TASK TO COMPLETE => Please give again, word for word, each line that falls between the line with "What data populates" and the end of the data, inclusive.

==============================

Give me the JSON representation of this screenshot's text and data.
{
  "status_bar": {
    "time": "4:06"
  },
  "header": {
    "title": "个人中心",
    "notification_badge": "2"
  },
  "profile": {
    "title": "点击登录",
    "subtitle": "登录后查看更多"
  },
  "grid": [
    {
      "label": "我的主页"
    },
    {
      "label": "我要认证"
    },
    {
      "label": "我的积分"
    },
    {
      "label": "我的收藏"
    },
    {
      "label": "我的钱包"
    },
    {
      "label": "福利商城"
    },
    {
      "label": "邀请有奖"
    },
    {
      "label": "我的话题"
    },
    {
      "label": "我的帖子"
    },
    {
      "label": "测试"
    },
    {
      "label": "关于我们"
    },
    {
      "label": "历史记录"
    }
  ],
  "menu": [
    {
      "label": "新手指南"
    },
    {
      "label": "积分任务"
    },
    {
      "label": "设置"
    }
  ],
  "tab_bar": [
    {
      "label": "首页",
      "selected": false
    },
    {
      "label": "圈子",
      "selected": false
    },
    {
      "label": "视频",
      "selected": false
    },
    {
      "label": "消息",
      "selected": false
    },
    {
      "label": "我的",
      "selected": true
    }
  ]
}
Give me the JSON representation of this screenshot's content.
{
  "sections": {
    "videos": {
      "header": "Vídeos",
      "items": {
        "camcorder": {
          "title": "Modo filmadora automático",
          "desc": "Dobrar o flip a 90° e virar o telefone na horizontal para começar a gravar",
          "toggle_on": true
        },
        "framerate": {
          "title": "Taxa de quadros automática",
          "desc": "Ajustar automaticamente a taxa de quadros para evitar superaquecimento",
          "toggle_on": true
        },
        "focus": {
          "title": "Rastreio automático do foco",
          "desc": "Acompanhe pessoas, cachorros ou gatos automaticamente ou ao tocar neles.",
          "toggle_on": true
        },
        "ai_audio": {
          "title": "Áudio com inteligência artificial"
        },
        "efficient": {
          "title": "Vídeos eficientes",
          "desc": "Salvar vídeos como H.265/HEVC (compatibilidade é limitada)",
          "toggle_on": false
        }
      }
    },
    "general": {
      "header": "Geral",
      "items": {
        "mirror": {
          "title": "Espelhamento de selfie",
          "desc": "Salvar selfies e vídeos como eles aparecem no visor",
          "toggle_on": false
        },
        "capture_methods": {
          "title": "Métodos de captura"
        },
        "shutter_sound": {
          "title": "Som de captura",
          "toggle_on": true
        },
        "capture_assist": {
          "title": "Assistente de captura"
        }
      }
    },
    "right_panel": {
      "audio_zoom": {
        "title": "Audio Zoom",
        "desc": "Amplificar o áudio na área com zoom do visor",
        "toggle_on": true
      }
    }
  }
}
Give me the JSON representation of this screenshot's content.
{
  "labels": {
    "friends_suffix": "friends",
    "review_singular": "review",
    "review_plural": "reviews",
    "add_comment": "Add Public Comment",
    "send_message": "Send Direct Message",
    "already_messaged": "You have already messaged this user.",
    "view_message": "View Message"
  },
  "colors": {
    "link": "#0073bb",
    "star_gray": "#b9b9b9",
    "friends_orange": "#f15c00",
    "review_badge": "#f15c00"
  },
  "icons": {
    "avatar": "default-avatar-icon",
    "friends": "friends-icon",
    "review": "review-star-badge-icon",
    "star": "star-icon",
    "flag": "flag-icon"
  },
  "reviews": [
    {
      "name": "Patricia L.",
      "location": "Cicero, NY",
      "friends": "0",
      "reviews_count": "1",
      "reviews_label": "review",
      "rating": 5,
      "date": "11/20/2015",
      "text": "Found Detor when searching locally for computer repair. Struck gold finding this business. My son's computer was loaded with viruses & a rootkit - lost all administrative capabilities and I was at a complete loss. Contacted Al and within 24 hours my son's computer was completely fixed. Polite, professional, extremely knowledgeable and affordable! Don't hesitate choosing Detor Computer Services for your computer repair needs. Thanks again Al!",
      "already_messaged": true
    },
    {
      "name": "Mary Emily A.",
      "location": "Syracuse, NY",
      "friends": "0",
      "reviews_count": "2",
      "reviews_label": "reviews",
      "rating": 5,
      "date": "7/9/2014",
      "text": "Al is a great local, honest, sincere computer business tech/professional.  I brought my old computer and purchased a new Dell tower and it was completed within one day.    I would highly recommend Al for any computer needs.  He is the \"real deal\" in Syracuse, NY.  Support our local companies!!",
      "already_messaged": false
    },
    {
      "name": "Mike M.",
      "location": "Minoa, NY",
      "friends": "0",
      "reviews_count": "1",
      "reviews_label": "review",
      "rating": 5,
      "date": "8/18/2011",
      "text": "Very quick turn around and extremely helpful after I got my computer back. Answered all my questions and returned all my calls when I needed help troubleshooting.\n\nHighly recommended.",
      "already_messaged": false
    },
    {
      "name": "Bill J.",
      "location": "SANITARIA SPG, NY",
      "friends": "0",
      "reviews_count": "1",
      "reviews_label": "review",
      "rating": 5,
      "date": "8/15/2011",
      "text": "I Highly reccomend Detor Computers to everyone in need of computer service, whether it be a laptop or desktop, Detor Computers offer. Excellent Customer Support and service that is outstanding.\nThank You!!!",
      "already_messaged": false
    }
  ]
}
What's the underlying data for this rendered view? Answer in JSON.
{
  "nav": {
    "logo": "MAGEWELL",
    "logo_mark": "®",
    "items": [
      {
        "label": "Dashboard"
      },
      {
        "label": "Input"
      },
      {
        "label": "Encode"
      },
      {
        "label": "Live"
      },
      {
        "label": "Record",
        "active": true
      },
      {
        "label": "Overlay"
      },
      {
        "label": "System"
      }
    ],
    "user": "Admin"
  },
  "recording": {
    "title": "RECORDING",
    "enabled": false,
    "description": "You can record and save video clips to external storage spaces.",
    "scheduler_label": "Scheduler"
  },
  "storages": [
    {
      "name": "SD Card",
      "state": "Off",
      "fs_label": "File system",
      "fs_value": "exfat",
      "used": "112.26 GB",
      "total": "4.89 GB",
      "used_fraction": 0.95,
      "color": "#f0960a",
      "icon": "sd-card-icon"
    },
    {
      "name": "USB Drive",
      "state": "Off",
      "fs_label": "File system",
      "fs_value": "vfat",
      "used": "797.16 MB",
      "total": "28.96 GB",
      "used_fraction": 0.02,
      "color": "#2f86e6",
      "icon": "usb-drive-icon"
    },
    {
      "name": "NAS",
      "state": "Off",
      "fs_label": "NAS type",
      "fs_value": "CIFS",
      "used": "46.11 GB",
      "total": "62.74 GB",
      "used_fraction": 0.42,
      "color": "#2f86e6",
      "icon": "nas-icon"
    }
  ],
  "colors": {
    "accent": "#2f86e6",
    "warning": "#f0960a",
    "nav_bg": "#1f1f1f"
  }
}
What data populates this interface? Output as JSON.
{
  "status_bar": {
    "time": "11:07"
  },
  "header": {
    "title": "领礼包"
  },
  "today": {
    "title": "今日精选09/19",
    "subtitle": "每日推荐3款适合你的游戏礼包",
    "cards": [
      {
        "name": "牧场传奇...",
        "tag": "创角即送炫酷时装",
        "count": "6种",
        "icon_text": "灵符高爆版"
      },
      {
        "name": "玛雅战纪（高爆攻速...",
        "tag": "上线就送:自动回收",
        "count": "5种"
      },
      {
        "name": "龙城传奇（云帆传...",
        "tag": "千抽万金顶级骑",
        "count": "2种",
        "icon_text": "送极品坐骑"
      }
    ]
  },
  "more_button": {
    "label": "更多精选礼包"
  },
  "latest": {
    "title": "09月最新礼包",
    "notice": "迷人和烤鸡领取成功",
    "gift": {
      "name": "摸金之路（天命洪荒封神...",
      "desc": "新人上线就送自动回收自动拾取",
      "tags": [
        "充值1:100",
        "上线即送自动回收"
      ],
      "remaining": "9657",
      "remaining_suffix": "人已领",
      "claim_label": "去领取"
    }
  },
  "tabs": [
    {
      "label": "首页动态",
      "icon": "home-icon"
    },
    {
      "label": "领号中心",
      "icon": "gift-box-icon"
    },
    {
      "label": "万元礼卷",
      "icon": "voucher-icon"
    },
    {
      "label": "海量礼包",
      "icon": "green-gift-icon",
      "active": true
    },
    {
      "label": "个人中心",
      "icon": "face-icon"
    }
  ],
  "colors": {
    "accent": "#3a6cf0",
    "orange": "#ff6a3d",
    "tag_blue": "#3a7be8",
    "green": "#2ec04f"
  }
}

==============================

EXERCISE RESPONSE =>
What data populates this interface? Output as JSON.
{
  "status_bar": {
    "time": "11:07"
  },
  "header": {
    "title": "领礼包"
  },
  "today": {
    "title": "今日精选09/19",
    "subtitle": "每日推荐3款适合你的游戏礼包",
    "cards": [
      {
        "name": "牧场传奇...",
        "tag": "创角即送炫酷时装",
        "count": "6种",
        "icon_text": "灵符高爆版"
      },
      {
        "name": "玛雅战纪（高爆攻速...",
        "tag": "上线就送:自动回收",
        "count": "5种"
      },
      {
        "name": "龙城传奇（云帆传...",
        "tag": "千抽万金顶级骑",
        "count": "2种",
        "icon_text": "送极品坐骑"
      }
    ]
  },
  "more_button": {
    "label": "更多精选礼包"
  },
  "latest": {
    "title": "09月最新礼包",
    "notice": "迷人和烤鸡领取成功",
    "gift": {
      "name": "摸金之路（天命洪荒封神...",
      "desc": "新人上线就送自动回收自动拾取",
      "tags": [
        "充值1:100",
        "上线即送自动回收"
      ],
      "remaining": "9657",
      "remaining_suffix": "人已领",
      "claim_label": "去领取"
    }
  },
  "tabs": [
    {
      "label": "首页动态",
      "icon": "home-icon"
    },
    {
      "label": "领号中心",
      "icon": "gift-box-icon"
    },
    {
      "label": "万元礼卷",
      "icon": "voucher-icon"
    },
    {
      "label": "海量礼包",
      "icon": "green-gift-icon",
      "active": true
    },
    {
      "label": "个人中心",
      "icon": "face-icon"
    }
  ],
  "colors": {
    "accent": "#3a6cf0",
    "orange": "#ff6a3d",
    "tag_blue": "#3a7be8",
    "green": "#2ec04f"
  }
}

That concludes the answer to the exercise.